Update: The second meeting of the 2015 DGAC has been announced in the Federal Register. The meeting will take place on October 3 from 8:30am-11:30am (including oral testimony) and October 4 from 8:30am – 3:45pm.
It is time to start working on the 2015 Dietary Guidelines for Americans!
It seems like just yesterday that we announced the report from the 2010 Dietary Guidelines Committee. And now the next committee is already hard at work on the report for 2015.
So, what are the Dietary Guidelines for Americans and why should you care about them? Well, here's what they say on their site:
The first edition of the Dietary Guidelines for Americans was released in 1980. As mandated in Section 301 of the National Nutrition Monitoring and Related Research Act of 1990 (7 U.S.C. 5341), the Dietary Guidelines for Americans is reviewed, updated, and published every 5 years in a joint effort between the U.S. Department of Health and Human Services (HHS) and the U.S. Department of Agriculture (USDA).
Beginning with the 1985 edition, HHS and USDA have appointed a Dietary Guidelines Advisory Committee (DGAC) consisting of nationally recognized experts in the field of nutrition and health. The charge to the Committee is to review the scientific and medical knowledge current at the time. The Committee then prepares a report for the Secretaries that provides recommendations for the next edition of the Dietary Guidelines based on their review of current literature.
Want to know who's who? Here's a list of the 2015 Dietary Guidelines Committee Members:
Barbara Millen, DrPH, RD, Millennium Prevention
Alice Lichtenstein, DSc, Tufts University
- Steven Abrams, MD, Baylor College of Medicine
- Lucile Adams-Campbell, PhD, Georgetown University Medical Center
- Cheryl Anderson, PhD, MPH, University of California, San Diego
- J Thomas Brenna, PhD, Cornell University
- Wayne Campbell, PhD, Purdue University
- Steven Clinton, MD, PhD, The Ohio State University
- Gary Foster, PhD, Temple University
- Frank Hu, MD, PhD, MPH, Harvard School of Public Health
- Miriam Nelson, PhD, Tufts University
- Marian Neuhouser, PhD, RD, Fred Hutchinson Cancer Research Center
- Rafael Perez-Escamilla, PhD, Yale University
- Anna Maria Siega-Riz, PhD, RD, The University of North Carolina, Chapel Hill
- Mary Story, PhD, RD, University of Minnesota
The Dietary Guidelines for Americans Report is used by many public health agencies to drive public health recommendations programs (think the USDA school lunch program and the MyPlate icon). The Dietary Guidelines apply to all Americans ages 2 and older. By 2020, the Dietary Guidelines for Americans hope to also cover guidelines for infants.
So, how can you prepare for the release of the next set of guidelines?
Visit the NEL library - Read through the Nutrition Evidence Library, which is an amazing resource for evidence-based nutrition information.
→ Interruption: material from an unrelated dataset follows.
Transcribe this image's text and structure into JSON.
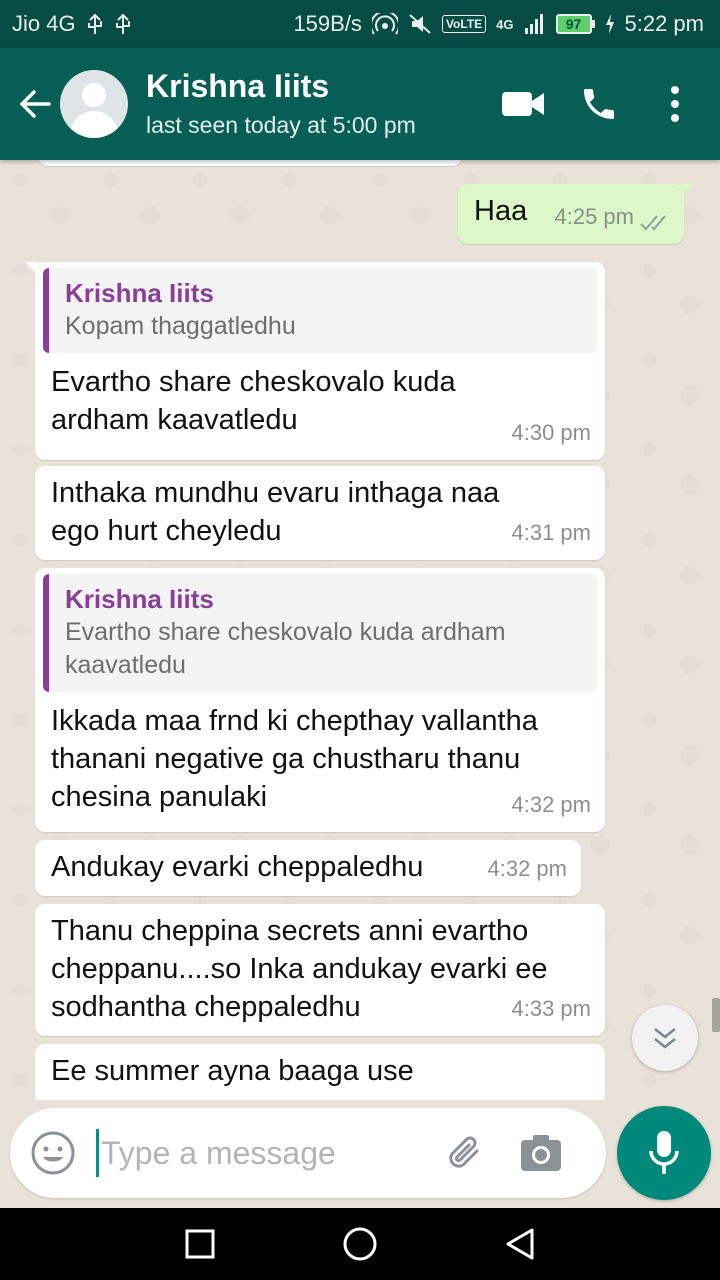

Health literacy begins with good, credible information.
AND enjoy the work of all of the previous committees by checking out the MyPlate icon at http://www.choosemyplate.gov. The new SuperTracker tool just reached 2.5 million users! Plus, soon the USDA will be adding a MyRecipe function that allows users to add recipes and evaluate nutrition!
There's also a whole new message from MyPlate for the next 6 months...
What's the right amount of calories for you?
- Enjoy your food, but eat less.
- Avoid oversized portions.
- Be active, your way.
- Drink water instead of sugary drinks.
Judy’s passion for cooking began with helping her grandmother make raisin oatmeal for breakfast. From there she earned her first food service job at 15, was accepted to the world famous Culinary Institute of America at 18 (where she graduated second in her class), and went on to the Fachschule Richemont in Switzerland where she focused on pastry arts and baking. But after learning that the quality of a croissant directly varies with how much butter it has, Judy sought to challenge herself by coming up with recipes that were as healthy as they were tasty.
Judy received The Culinary Institute of America’s Pro Chef II certification, the American Culinary Federation Bronze Medal, Gold Medal, and ACF Chef of the Year. Her enthusiasm for eating nutritiously and deliciously leads her to constantly innovate and use the latest in nutritional science to guide her creativity, from putting new twists on fajitas to adapting Italian brownies to include ingredients like toasted nuts and cooked honey. Judy’s publishing company, Food and Health Communications, is dedicated to her vision that everyone can make food that tastes as good as it is for you.